RStudio recently added multiple-cursor capabilities, but RStudio’s multiple cursors are still nowhere near what Atom offers. For instance, check this out:^{12}

Boom! If I had only known about Atom sooner….

Two other Atom features that I find hugely useful/productivity-enhancing are customizable keyboard shortcuts, snippets, and Github syncing. I’ll let you explore these features on your own.

Anyway, Atom can help you with a lot of text editing tasks. And it’s pretty.

Keep in mind that you will also need to direct R to the proper directory/folder.↩

Don’t worry: I’m not being paid to endorse any of these products.↩

smallest variance↩

Phew!↩

See Max’s notes.↩

To make our simulation as efficient as possible, I am keeping the things I do within a single iteration very simple. I also do as much as possible

*outside*the individual iterations,*e.g.*, creating the population data.↩Again, if you are not going to run the simulation in parallel, you may want to run fewer than 10,000 iterations.↩

I use a few new functions below.

`group_by()`

allows us to specify by which variables we would like to group our data (helpful for`summarize()`

and`mutate()`

).`kable()`

is a function from the`knitr`

package that outputs simple tables (the default format is Markdown).↩If these exceptions do not make sense, don’t worry. You will see them in later classes.↩

Sublime Text is very similar alternative to Atom. I started out with Sublime Text, but its updates became really infrequent. Sublime Text technically costs money and is run by a small group of people. Atom is free and backed by an organization I expect to be around for a while. Sublime Text is great; I’m just sticking with Atom.↩

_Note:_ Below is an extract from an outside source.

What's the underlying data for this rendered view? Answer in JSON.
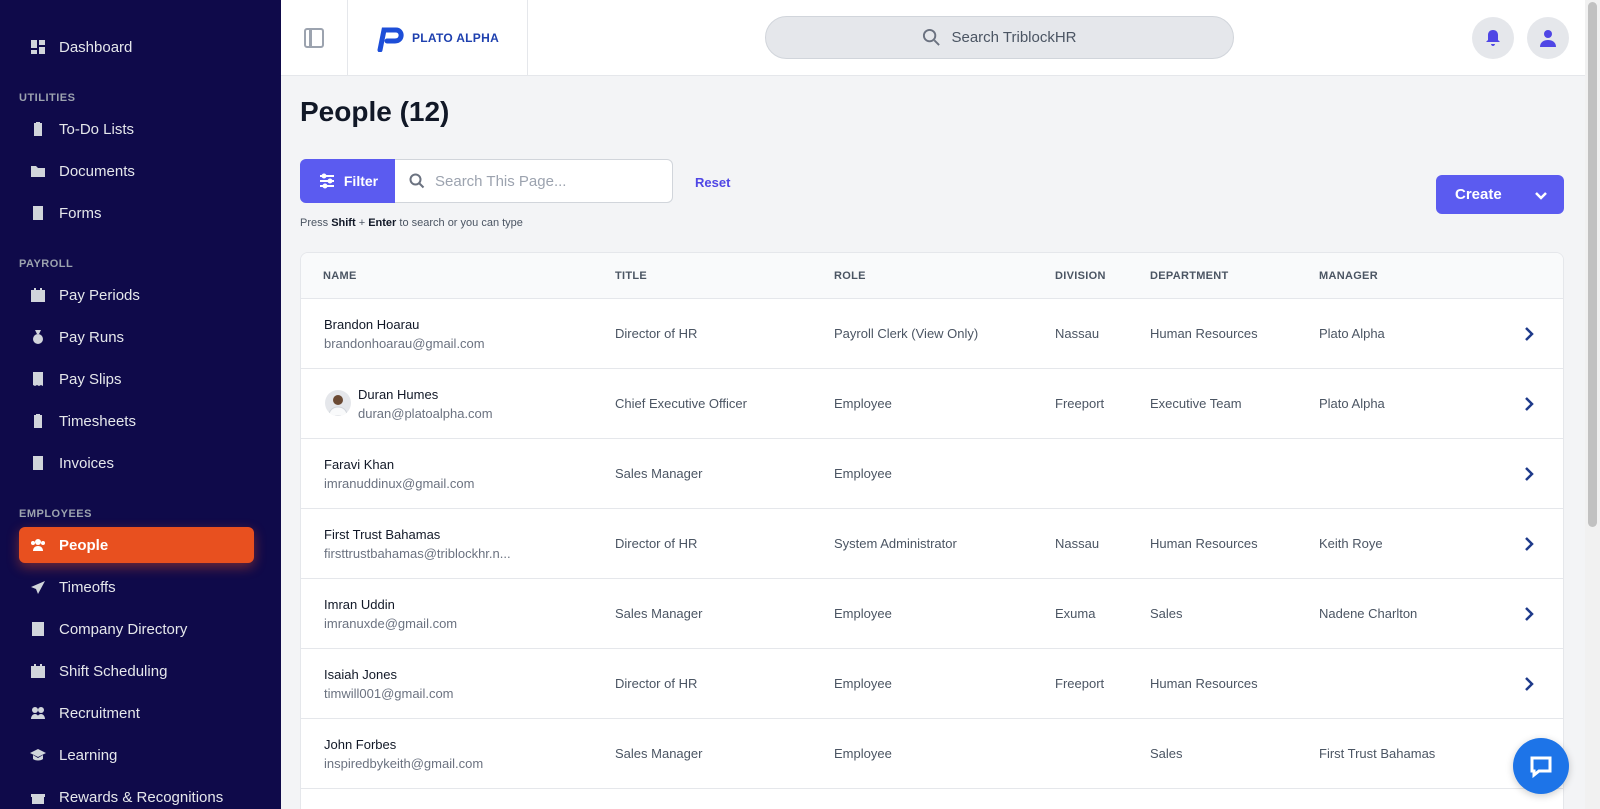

This functionality requires the Atom package sequential-number.↩